Can you imagine the stares? Could there not have been a more awkward moment? No one would expect this sort of thing when you have been invited as a guest to dinner. In Luke 7, Jesus went to Simon's house for a meal. As he reclined on his elbow and enjoyed the food, he felt something behind him at his feet. He looked back and saw her. A woman had come into the house and was kneeling at his feet. How did she get in here? I can imagine a hush came over the room as this woman knelt at Jesus' feet. There were probably looks of disapproval. Jesus said nothing, so neither did anyone else. She anointed his feet and the aroma filled the room. The sounds of her sobs pierced the silence as her tears fell on Jesus' feet. With nothing else to wipe them off, all she could do was use her hair to dry his feet. Did she not have any self-respect? How dare she intrude into the home of decent people during a meal to honor a prophet like Jesus! The more this went on, the more awkward this became. There were those in the room who knew who this woman was. She was not a respectable woman by any means. She was likely the town tramp. Simon, the host, was probably embarrassed and disgusted. I am sure he wondered about Jesus' reaction. I can imagine the look on his face as he muttered, "If this man were really a prophet, he would know what kind of woman he is allowing to touch him. She is a.. sinner." I can imagine Simon was wondering what Jesus would do next about this poor excuse of a human being.
Jesus finally spoke up. "Simon, I have something to say to you." I wonder if Simon thought, "Finally! I was wondering how long he was going to allow this embarrassing situation to continue. Simon replied, "Say it teacher." Jesus then tells a story. “A certain moneylender had two debtors. One owed five hundred denarii, and the other fifty. When they could not pay, he cancelled the debt of both. Now which of them will love him more?” Simon correctly answered that it was the one who had the larger debt. Then Jesus does something unexpected. He contrasts the woman at his feet with Simon at the head of the table, but not in the way he expected. Simon did not offer water for Jesus' feet, nor give him the customary kiss on the cheek, nor did he anoint him with fragrant oil. All of this would have been the customary way to honor a guest. In contrast, the woman wet his feet with her tears, did not stop kissing his feet, and she anointed his feet with ointment. What a stark contrast! She showed more honor to Jesus at his feet than Simon did at his head. She came into the house seeking Jesus in complete humiliation and emptiness. Jesus acknowledged that she had many sins, but then he forgave all her sins. The last thing he said to her was, "Your faith has saved you; go in peace."

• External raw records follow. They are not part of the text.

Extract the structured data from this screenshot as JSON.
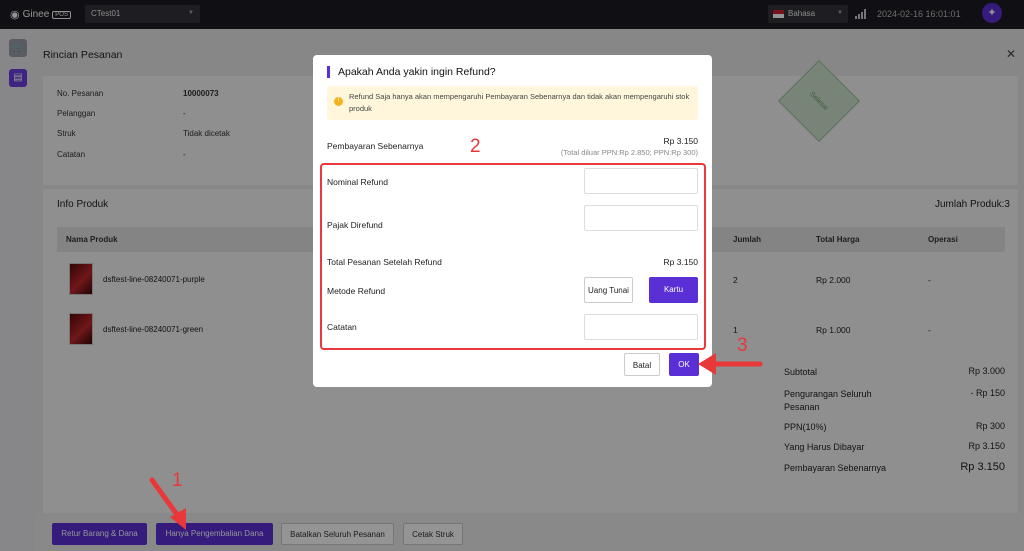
{
  "topbar": {
    "brand": "Ginee",
    "brand_tag": "POS",
    "store": "CTest01",
    "language": "Bahasa",
    "datetime": "2024-02-16 16:01:01"
  },
  "page": {
    "title": "Rincian Pesanan"
  },
  "order_info": [
    {
      "label": "No. Pesanan",
      "value": "10000073"
    },
    {
      "label": "Pelanggan",
      "value": "-"
    },
    {
      "label": "Struk",
      "value": "Tidak dicetak"
    },
    {
      "label": "Catatan",
      "value": "-"
    }
  ],
  "stamp": "Selesai",
  "products": {
    "title": "Info Produk",
    "count_label": "Jumlah Produk:3",
    "headers": {
      "name": "Nama Produk",
      "qty": "Jumlah",
      "total": "Total Harga",
      "op": "Operasi"
    },
    "rows": [
      {
        "name": "dsftest-line-08240071-purple",
        "qty": "2",
        "total": "Rp 2.000",
        "op": "-"
      },
      {
        "name": "dsftest-line-08240071-green",
        "qty": "1",
        "total": "Rp 1.000",
        "op": "-"
      }
    ]
  },
  "summary": [
    {
      "label": "Subtotal",
      "value": "Rp 3.000"
    },
    {
      "label": "Pengurangan Seluruh Pesanan",
      "value": "- Rp 150"
    },
    {
      "label": "PPN(10%)",
      "value": "Rp 300"
    },
    {
      "label": "Yang Harus Dibayar",
      "value": "Rp 3.150"
    },
    {
      "label": "Pembayaran Sebenarnya",
      "value": "Rp 3.150"
    }
  ],
  "bottom_buttons": [
    "Retur Barang & Dana",
    "Hanya Pengembalian Dana",
    "Batalkan Seluruh Pesanan",
    "Cetak Struk"
  ],
  "modal": {
    "title": "Apakah Anda yakin ingin Refund?",
    "warning": "Refund Saja hanya akan mempengaruhi Pembayaran Sebenarnya dan tidak akan mempengaruhi stok produk",
    "actual_payment_label": "Pembayaran Sebenarnya",
    "actual_payment_value": "Rp 3.150",
    "actual_payment_note": "(Total diluar PPN:Rp 2.850; PPN:Rp 300)",
    "nominal_label": "Nominal Refund",
    "nominal_value": "",
    "tax_label": "Pajak Direfund",
    "tax_value": "",
    "total_after_label": "Total Pesanan Setelah Refund",
    "total_after_value": "Rp 3.150",
    "method_label": "Metode Refund",
    "method_cash": "Uang Tunai",
    "method_card": "Kartu",
    "note_label": "Catatan",
    "note_value": "",
    "cancel": "Batal",
    "ok": "OK"
  },
  "annotations": {
    "one": "1",
    "two": "2",
    "three": "3"
  },
  "colors": {
    "accent": "#5b2fd6",
    "annotation": "#e8383a",
    "topbar": "#1c1c24"
  }
}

Everyone in that room was in need of forgiveness. It is likely that Simon did not recognize his need. However, this woman had no defense. She knew her condition and she knew she needed to get to Jesus. She intruded into the dining room because she had to get to Jesus. There was no pride, no hiding behind a veneer of respectability, only the overpowering need to get to Jesus.
I am struck by Jesus' actions. He took an extremely awkward and humiliating situation for the woman and turned it completely around. He did not shame her the way Simon did. Instead, he took away her shame. The woman left that day in peace, not humiliation. Jesus' words shamed Simon. She treated Jesus better than Simon did. She humbled herself before Jesus, and he lifted her up. This was a kind and beautiful thing Jesus did. One of the things to reflect on is this: How can I be like Jesus in similar situations?